## TASK STATEMENT
Gather each line containing the string "Архимеда" from these entries.

## SOURCE INFORMATION
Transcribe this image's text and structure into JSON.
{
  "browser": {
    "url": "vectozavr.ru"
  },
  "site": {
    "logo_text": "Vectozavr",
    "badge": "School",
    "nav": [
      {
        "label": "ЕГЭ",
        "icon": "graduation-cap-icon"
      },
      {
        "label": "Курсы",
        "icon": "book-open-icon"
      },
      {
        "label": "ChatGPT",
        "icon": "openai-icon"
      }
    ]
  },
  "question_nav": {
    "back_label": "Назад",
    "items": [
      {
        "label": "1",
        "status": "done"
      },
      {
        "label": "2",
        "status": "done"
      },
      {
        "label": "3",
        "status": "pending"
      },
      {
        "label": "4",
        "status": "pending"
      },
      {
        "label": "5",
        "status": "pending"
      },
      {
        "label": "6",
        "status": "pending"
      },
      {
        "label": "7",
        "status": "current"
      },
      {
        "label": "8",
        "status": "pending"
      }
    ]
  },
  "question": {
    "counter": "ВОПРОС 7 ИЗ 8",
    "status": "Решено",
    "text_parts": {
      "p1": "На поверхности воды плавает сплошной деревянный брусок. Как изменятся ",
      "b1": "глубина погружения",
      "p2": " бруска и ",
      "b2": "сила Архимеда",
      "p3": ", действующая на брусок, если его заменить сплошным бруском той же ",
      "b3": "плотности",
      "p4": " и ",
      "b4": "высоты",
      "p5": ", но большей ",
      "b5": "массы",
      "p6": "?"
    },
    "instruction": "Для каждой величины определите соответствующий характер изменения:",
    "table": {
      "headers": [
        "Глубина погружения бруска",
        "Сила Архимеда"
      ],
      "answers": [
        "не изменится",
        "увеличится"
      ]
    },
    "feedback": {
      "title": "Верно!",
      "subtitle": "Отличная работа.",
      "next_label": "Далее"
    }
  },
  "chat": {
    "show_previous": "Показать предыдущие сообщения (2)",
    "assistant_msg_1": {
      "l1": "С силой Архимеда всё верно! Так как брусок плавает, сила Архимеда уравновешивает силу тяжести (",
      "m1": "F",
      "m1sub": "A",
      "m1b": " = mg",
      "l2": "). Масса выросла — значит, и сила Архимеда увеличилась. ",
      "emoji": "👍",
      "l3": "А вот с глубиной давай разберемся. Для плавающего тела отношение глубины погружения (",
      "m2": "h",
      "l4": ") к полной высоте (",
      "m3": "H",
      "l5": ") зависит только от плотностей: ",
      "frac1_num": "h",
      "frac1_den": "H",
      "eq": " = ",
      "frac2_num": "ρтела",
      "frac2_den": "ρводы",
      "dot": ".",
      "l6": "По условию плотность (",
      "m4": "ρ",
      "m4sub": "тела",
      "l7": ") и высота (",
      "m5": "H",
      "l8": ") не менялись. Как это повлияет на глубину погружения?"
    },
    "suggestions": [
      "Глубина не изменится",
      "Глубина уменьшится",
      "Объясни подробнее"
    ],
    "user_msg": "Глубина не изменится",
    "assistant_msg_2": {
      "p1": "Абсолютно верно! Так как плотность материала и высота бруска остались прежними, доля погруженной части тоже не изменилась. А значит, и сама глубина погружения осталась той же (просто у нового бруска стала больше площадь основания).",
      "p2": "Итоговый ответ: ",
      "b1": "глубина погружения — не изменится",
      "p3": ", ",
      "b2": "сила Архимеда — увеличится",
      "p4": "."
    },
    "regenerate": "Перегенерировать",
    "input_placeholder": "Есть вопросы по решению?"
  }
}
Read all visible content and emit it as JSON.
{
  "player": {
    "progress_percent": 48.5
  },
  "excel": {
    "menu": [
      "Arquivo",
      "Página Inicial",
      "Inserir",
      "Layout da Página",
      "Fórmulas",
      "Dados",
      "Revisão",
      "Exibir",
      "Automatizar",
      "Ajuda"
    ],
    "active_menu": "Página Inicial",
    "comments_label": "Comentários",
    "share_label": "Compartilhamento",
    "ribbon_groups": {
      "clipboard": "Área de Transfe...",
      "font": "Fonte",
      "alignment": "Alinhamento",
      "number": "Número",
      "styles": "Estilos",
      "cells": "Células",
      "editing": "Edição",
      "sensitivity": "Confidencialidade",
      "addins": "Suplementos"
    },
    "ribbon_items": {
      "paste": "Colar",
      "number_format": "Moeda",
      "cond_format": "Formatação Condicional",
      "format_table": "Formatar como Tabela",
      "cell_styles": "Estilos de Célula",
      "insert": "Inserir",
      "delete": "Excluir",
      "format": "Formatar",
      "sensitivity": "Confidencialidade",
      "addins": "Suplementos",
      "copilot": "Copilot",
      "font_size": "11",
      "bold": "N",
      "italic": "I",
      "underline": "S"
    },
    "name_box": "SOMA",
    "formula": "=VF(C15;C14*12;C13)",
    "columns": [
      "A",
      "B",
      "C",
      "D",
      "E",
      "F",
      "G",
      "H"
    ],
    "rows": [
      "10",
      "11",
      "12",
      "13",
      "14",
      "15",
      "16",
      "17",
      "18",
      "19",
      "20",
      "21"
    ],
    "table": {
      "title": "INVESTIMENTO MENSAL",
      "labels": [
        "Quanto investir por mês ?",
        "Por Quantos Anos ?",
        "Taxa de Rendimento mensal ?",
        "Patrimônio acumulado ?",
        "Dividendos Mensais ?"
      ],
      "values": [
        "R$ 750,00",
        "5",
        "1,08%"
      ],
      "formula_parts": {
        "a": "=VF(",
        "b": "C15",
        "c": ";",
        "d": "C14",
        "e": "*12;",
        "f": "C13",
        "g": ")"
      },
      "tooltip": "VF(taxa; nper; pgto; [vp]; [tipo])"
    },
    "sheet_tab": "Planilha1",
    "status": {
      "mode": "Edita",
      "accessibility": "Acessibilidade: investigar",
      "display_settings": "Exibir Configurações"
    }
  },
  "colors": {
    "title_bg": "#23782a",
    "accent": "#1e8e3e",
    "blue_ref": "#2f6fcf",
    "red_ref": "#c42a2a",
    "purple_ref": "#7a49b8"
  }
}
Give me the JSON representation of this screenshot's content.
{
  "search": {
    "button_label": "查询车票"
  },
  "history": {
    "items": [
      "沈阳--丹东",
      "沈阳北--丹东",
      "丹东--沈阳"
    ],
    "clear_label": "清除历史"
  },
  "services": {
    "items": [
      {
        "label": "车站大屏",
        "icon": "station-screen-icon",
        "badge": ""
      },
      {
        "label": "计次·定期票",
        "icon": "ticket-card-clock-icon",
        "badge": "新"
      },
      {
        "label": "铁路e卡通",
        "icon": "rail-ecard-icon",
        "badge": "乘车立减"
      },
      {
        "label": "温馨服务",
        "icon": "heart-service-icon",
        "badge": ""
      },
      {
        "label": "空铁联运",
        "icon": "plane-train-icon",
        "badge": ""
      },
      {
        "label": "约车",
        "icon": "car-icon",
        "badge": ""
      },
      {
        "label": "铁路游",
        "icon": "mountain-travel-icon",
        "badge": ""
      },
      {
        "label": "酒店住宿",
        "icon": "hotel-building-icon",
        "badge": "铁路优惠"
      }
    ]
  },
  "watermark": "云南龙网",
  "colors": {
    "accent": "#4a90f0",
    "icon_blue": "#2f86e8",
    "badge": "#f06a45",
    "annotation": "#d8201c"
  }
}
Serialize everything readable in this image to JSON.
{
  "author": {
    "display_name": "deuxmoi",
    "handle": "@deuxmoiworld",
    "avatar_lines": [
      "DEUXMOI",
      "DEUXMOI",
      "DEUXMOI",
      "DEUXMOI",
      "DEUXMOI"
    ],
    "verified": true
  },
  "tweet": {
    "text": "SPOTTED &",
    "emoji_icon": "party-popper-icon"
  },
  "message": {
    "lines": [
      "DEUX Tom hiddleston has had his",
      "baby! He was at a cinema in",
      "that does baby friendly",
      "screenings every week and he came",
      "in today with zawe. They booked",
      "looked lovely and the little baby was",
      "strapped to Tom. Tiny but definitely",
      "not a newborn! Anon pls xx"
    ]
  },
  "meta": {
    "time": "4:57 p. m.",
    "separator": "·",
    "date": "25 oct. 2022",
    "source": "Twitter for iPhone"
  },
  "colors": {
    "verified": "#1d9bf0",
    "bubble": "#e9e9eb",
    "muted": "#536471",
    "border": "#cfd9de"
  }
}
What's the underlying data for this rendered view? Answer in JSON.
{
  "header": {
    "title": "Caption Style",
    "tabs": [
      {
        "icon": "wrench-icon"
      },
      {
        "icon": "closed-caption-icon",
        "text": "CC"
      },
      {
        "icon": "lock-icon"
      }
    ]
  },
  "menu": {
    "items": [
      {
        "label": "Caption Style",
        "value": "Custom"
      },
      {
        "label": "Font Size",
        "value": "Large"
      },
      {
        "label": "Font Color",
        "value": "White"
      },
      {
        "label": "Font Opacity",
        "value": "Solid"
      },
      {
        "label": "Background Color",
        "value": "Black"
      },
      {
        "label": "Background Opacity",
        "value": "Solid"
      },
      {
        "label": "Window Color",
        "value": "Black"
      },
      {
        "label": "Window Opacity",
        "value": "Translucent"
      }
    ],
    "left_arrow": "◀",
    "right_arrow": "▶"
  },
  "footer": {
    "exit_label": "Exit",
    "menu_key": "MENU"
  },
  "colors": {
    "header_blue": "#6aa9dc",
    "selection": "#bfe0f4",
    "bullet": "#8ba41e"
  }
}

## REPLY TO THE TASK
      "b2": "сила Архимеда",
        "Сила Архимеда"
      "l1": "С силой Архимеда всё верно! Так как брусок плавает, сила Архимеда уравновешивает силу тяжести (",
      "l2": "). Масса выросла — значит, и сила Архимеда увеличилась. ",
      "b2": "сила Архимеда — увеличится",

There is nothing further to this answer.